• _Work task_
Copy every line from the data below in which the string "this" can be found.

• _Information given_
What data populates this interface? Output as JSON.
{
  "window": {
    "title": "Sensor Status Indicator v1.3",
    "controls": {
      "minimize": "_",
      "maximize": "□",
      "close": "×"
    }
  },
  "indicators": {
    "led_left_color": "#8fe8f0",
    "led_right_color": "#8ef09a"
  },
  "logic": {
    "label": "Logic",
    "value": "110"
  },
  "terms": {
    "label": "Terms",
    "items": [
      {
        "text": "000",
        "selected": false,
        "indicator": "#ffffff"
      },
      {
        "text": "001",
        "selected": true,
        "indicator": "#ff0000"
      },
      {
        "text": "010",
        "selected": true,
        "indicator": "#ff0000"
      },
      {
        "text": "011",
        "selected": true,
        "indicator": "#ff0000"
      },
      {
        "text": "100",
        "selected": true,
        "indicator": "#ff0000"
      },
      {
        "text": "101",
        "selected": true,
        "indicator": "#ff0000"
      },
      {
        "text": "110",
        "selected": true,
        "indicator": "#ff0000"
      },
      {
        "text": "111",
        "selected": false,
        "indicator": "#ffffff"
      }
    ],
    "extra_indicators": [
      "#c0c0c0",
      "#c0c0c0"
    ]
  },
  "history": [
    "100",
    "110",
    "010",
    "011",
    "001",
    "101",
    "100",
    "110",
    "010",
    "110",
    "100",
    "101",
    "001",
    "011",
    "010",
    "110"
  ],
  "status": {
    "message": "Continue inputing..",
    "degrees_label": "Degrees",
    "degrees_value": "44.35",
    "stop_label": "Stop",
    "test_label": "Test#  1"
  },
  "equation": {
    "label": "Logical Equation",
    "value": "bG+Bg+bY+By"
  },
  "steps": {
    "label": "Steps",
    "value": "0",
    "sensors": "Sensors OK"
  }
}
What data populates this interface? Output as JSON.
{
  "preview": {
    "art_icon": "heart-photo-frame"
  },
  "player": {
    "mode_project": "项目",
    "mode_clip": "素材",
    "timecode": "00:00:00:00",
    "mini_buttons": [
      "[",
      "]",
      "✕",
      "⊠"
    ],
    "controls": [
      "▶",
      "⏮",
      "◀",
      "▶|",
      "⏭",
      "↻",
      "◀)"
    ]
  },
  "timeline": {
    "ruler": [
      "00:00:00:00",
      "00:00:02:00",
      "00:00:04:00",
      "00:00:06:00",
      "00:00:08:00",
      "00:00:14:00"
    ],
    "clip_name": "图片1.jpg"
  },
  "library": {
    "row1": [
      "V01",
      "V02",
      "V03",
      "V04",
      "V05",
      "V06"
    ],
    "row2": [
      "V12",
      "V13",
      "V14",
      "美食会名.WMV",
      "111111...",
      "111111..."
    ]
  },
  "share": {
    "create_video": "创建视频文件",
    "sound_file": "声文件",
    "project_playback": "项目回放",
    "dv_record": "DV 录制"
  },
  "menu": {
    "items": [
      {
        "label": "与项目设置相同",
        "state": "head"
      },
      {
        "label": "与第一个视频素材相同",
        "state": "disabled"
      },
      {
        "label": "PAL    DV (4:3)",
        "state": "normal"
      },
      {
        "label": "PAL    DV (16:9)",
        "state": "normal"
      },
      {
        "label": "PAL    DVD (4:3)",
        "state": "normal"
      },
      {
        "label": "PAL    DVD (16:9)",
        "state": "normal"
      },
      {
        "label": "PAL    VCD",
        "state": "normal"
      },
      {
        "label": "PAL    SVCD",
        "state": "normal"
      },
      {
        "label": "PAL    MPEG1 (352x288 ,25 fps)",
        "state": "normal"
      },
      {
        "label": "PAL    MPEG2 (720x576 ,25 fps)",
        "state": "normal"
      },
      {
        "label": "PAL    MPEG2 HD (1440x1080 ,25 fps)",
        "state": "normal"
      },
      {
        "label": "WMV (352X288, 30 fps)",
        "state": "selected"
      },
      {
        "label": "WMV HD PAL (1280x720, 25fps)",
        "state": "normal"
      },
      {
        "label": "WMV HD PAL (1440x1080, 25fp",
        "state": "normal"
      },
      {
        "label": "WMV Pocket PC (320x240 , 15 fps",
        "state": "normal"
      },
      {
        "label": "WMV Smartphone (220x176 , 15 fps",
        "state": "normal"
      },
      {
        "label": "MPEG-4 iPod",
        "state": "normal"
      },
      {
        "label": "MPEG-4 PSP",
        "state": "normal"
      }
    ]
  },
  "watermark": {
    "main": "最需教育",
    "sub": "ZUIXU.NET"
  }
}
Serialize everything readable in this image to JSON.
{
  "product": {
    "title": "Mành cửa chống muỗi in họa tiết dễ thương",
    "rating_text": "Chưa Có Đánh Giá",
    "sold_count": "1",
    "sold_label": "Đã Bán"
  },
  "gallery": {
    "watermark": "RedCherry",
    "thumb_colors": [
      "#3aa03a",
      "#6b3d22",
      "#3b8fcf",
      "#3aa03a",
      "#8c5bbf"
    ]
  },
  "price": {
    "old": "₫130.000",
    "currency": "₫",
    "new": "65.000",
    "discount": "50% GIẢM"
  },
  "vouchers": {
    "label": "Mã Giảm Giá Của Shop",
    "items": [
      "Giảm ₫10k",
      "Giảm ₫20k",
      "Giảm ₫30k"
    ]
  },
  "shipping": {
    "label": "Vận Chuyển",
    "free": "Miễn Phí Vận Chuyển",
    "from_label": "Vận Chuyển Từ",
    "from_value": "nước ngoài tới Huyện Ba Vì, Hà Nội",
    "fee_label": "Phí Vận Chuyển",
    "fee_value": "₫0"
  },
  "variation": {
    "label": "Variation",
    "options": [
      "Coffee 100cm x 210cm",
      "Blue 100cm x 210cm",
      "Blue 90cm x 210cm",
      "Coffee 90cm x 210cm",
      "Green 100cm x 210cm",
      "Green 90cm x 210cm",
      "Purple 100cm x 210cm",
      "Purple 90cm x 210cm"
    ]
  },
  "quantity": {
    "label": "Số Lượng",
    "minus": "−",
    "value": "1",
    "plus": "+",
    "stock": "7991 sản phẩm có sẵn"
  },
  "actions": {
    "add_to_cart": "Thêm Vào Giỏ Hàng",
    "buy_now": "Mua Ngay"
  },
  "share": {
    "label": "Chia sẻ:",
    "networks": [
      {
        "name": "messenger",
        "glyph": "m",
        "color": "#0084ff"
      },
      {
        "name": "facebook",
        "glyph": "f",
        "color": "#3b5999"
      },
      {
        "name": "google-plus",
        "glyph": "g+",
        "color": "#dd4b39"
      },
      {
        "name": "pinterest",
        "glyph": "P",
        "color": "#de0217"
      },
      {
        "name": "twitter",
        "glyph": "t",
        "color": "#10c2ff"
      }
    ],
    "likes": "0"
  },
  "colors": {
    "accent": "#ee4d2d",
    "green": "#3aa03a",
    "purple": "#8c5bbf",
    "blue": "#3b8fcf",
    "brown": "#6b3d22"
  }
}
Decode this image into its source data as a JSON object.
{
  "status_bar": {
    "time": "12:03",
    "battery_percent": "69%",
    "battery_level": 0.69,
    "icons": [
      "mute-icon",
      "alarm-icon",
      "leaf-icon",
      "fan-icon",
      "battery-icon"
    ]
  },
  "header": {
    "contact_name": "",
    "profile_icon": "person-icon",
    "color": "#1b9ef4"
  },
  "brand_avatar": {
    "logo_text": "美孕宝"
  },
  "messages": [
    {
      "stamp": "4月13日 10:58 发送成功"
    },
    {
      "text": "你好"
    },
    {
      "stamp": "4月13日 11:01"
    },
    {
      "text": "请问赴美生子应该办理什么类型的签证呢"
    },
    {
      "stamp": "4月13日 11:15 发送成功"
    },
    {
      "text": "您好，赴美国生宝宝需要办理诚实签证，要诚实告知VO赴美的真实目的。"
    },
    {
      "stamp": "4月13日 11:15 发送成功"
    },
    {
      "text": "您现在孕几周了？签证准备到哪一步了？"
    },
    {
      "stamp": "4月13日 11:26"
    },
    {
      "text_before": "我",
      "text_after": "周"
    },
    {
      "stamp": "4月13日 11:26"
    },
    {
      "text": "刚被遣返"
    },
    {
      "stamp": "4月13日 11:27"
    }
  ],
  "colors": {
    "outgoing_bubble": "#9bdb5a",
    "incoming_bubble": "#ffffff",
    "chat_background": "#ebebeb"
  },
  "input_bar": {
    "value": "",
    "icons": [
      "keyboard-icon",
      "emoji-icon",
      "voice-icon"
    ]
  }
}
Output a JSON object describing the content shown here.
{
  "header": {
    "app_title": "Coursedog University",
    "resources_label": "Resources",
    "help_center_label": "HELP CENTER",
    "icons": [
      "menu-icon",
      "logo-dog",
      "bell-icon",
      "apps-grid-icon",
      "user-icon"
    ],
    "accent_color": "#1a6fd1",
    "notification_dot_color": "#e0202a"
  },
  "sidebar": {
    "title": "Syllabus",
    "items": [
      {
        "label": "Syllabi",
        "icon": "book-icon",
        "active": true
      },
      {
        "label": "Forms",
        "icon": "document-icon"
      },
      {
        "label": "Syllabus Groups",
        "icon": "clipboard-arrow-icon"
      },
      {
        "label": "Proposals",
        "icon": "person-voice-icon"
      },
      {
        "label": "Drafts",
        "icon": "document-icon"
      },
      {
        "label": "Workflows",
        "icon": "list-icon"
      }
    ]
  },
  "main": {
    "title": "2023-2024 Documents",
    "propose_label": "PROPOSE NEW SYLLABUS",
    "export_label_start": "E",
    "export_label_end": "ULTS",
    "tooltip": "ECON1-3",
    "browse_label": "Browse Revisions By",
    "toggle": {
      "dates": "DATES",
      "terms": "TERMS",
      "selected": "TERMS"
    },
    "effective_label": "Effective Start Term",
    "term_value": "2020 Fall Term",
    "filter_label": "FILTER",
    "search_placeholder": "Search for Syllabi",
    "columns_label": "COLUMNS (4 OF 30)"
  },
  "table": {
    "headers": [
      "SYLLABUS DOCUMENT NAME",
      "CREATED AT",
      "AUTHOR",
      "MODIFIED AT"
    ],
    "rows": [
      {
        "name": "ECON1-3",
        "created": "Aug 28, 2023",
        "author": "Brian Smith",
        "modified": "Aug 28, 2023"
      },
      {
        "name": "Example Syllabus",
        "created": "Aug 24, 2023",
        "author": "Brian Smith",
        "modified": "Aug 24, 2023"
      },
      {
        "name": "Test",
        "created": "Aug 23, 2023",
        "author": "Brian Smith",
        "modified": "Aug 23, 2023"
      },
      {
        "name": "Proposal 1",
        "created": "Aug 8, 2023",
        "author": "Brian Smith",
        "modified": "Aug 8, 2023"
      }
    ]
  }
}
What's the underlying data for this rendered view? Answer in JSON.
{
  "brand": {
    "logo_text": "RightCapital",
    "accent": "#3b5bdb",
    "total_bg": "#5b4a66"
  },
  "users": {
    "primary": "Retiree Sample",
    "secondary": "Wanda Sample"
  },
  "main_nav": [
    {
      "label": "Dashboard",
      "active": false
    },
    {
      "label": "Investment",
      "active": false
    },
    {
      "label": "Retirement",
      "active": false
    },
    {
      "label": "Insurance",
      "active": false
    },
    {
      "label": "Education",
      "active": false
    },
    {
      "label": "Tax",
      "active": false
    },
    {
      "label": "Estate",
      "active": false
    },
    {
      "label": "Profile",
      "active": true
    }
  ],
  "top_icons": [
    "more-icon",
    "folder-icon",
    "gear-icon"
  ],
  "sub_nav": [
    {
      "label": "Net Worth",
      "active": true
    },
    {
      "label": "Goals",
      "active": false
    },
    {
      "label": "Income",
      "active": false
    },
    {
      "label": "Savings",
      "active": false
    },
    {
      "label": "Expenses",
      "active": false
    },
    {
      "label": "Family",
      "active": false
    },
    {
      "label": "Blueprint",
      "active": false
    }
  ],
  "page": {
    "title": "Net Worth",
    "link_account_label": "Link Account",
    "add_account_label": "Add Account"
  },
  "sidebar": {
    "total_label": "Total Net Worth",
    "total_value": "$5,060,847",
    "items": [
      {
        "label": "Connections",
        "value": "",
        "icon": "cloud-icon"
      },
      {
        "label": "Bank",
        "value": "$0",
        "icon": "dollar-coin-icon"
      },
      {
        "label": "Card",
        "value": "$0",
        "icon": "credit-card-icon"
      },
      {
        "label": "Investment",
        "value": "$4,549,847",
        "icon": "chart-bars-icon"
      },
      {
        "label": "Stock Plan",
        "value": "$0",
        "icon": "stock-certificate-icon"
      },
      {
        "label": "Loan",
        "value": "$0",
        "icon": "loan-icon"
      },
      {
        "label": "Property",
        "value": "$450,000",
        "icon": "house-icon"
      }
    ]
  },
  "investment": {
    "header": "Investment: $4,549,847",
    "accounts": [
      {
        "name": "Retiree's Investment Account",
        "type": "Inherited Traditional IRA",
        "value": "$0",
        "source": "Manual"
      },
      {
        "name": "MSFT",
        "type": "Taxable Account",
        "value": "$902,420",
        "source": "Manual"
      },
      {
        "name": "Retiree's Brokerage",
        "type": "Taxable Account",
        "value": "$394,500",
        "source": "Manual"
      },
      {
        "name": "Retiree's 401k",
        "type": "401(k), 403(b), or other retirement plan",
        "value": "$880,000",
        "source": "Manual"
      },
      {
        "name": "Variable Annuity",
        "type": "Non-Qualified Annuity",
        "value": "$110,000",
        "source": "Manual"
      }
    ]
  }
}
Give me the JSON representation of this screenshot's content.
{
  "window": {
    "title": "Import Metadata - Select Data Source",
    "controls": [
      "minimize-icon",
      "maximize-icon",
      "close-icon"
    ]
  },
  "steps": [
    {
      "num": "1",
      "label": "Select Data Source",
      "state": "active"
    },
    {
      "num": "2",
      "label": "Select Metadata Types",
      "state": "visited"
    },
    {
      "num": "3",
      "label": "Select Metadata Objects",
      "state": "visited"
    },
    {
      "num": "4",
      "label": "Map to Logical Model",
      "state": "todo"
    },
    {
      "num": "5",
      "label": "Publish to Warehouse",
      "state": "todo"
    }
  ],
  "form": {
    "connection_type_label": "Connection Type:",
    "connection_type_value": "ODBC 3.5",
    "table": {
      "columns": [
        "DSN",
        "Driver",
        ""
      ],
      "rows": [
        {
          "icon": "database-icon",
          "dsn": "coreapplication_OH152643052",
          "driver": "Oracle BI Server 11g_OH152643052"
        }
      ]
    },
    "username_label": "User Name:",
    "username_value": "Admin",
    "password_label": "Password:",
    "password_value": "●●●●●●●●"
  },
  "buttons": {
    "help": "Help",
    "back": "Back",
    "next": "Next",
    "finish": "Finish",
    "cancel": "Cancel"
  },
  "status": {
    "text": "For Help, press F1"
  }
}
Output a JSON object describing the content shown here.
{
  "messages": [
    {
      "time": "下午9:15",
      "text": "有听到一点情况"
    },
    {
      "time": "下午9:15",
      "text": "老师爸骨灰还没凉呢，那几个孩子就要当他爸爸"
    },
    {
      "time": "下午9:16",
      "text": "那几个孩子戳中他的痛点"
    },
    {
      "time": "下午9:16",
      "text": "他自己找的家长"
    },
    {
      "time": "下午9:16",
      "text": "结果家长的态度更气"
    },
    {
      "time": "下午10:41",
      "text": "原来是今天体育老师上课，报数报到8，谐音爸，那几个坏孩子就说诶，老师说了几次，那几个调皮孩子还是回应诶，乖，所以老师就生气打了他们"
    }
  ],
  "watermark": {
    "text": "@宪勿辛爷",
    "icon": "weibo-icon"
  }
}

• _Result of the exercise_
What data populates this interface? Output as JSON.
What data populates this interface? Output as JSON.
Serialize everything readable in this image to JSON.
Decode this image into its source data as a JSON object.
What's the underlying data for this rendered view? Answer in JSON.
Give me the JSON representation of this screenshot's content.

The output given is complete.